Different Strings … Similar Story

Much attention has been paid to the elevated risk (and announcement) of a recession, but investors should instead focus on signals coming from leading economic indicators.

Before any analysis specific to the current economic and/or stock market cycle, it's important to look at the history of cycles. We recently put together the graphic below that shows every recession (orange bars) and equity bear market (blue bars) in the post-WWII era. The individual boxes represent monthly increments; and the date range to the left represents the entire cycle, from either the beginning of the bear market or the beginning of the recession, to the final completing of the cycle.

As you can see, recessions and bear markets don't always overlap.

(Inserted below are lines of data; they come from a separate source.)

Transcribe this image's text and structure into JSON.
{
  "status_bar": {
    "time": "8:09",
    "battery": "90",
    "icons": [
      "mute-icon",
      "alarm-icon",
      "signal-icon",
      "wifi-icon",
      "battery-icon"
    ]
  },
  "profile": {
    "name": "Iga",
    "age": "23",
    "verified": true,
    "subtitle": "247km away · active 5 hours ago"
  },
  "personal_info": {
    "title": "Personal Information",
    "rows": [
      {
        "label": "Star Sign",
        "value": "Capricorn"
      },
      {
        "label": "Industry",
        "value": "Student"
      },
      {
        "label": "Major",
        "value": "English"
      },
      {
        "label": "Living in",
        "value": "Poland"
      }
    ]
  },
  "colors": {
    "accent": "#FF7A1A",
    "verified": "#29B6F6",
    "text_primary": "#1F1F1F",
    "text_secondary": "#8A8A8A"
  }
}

There were four recessions—1945, 1953-54, 1960-61, and 1980-81—that did not have an overlapping bear market (although there was one in short order in 1981). There were also four bear markets that did not overlap with recessions—1946-47, late 1961-62, 1966 and 1987.

Recessions and bears

The average lag between recessions' starts and the NBER announcement is seven months; and the average lag between recessions' ends and the NBER announcement is 15 months.

Source: Charles Schwab, Bloomberg, National Bureau of Economic Research (NBER), as of 10/17/2022.